Daniel Stid at The Art of Association:
Over the past decade, the portion of the U.S. population professing to be Christian has fallen by 12%, with the vast majority of the drop off occurring among protestant congregations. The steady secularization has coincided with wave after wave of scandals involving sexual abuse and institutional corruption in the church. While the waves occurred initially and notoriously in the Catholic Church, in recent years, multiple prominent protestant churches and institutions have been laid low by similar outrages.
We should consider the ways in which the disarray of democracy and Christianity in the U.S. might be mutually reinforcing.

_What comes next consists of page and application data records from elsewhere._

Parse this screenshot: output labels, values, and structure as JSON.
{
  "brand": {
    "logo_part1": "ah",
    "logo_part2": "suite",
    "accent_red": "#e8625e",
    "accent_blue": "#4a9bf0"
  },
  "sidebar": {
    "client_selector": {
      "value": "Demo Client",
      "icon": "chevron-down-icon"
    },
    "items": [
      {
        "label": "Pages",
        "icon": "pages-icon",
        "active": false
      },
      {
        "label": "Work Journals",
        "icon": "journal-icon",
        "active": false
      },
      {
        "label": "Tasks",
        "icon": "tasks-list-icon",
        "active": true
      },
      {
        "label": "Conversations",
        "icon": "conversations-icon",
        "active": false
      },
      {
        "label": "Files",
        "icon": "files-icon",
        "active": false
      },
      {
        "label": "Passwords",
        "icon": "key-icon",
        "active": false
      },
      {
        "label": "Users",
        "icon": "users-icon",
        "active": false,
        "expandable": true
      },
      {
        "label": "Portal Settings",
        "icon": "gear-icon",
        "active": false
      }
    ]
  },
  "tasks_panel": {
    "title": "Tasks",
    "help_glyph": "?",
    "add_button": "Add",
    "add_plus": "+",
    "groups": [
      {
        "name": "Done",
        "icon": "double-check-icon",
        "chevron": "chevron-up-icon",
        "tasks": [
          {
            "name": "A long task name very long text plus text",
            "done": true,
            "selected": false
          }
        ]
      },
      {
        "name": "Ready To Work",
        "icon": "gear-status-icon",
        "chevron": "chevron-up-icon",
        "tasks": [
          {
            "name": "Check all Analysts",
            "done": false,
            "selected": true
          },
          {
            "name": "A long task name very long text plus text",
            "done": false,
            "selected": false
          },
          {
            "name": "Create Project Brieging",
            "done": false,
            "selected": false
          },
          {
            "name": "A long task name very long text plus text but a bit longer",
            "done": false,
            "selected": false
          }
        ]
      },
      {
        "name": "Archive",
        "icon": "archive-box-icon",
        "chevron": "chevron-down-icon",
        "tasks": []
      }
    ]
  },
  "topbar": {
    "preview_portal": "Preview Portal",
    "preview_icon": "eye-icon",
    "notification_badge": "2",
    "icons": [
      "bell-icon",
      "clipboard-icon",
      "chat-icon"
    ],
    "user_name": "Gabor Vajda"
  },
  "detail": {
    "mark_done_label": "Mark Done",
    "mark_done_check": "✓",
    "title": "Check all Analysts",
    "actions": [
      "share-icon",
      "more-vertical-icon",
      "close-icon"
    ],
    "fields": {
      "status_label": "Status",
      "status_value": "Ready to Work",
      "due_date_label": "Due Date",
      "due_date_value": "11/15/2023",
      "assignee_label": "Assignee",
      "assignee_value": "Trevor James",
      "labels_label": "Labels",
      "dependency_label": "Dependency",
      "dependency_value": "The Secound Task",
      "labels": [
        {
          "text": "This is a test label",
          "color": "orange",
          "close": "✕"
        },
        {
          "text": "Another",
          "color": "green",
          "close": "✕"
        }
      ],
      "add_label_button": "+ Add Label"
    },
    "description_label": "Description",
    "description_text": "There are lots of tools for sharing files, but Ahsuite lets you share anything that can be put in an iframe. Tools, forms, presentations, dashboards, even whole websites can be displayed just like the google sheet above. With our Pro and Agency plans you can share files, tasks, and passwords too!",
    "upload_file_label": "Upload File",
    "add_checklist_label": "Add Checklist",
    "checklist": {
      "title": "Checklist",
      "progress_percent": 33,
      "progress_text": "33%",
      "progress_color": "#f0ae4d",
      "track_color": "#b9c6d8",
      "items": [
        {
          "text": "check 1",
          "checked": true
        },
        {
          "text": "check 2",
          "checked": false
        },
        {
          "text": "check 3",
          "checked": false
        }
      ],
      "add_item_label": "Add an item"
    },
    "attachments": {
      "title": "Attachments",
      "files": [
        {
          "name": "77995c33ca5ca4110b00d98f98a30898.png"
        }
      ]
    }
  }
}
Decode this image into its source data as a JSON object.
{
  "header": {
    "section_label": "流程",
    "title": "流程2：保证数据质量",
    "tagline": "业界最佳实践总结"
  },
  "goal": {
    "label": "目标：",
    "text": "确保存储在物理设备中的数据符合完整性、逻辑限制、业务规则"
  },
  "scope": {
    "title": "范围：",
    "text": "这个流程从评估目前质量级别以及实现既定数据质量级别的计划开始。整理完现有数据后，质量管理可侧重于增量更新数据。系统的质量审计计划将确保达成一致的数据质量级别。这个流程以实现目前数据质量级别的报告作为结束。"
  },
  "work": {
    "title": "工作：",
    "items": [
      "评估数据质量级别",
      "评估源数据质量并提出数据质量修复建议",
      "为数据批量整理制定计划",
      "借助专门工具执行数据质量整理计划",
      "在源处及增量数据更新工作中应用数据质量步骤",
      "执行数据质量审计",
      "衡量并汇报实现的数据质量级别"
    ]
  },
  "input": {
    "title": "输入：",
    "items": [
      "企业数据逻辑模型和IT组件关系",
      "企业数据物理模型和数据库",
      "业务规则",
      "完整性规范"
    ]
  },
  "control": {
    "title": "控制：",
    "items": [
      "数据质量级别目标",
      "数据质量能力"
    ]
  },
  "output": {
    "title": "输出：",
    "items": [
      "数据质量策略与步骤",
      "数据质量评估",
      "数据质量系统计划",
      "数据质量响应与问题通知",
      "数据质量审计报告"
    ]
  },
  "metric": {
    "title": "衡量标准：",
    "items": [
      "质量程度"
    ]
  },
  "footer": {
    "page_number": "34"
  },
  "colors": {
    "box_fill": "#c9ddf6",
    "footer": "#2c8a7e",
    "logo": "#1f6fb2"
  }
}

David Campbell, a political scientist at Notre Dame and a leading scholar of religion in American public life, recently summarized his research on this connection:“In the United States, religion and partisan politics have become increasingly intertwined. The rising level of religious disaffiliation is a backlash to the religious right: many Americans are abandoning religion because they see it as an extension of politics with which they disagree. Politics is also shaping many Americans’ religious views. There has been a stunning change in the percentage of religious believers who, prior to Donald Trump’s presidential candidacy, overwhelmingly objected to immoral private behavior by politicians but now dismiss it as irrelevant to their ability to act ethically in their public role. The politicization of religion not only contributes to greater political polarization, it diminishes the ability of religious leaders to speak prophetically on important public issues.”Rather than backing off, many Christian pastors and church members on the Evangelical right are doubling down on their devotion to Donald Trump and syncretic forms of Christian nationalism.
The challenges are not limited to the religious right. While progressives in aggregate are increasingly secular, the unstinting demands for justice made by some on the left bear the hallmarks of excessive if quasi-religious zeal. This point came up in a fascinating panel I recently listened to among three progressive faith leaders, all of whom happened to be people of color. They acknowledged, rather ruefully, that in some causes and coalitions in which they have led, participants have come to see certain secular voices and texts as sacred. They have established orthodoxies, often conveyed via complex jargon known to the initiated, which are heretical to question. However, on the left as on the right, movements focused more on rooting out heretics than in engaging potential converts are harder pressed to grow and sustain their influence over time.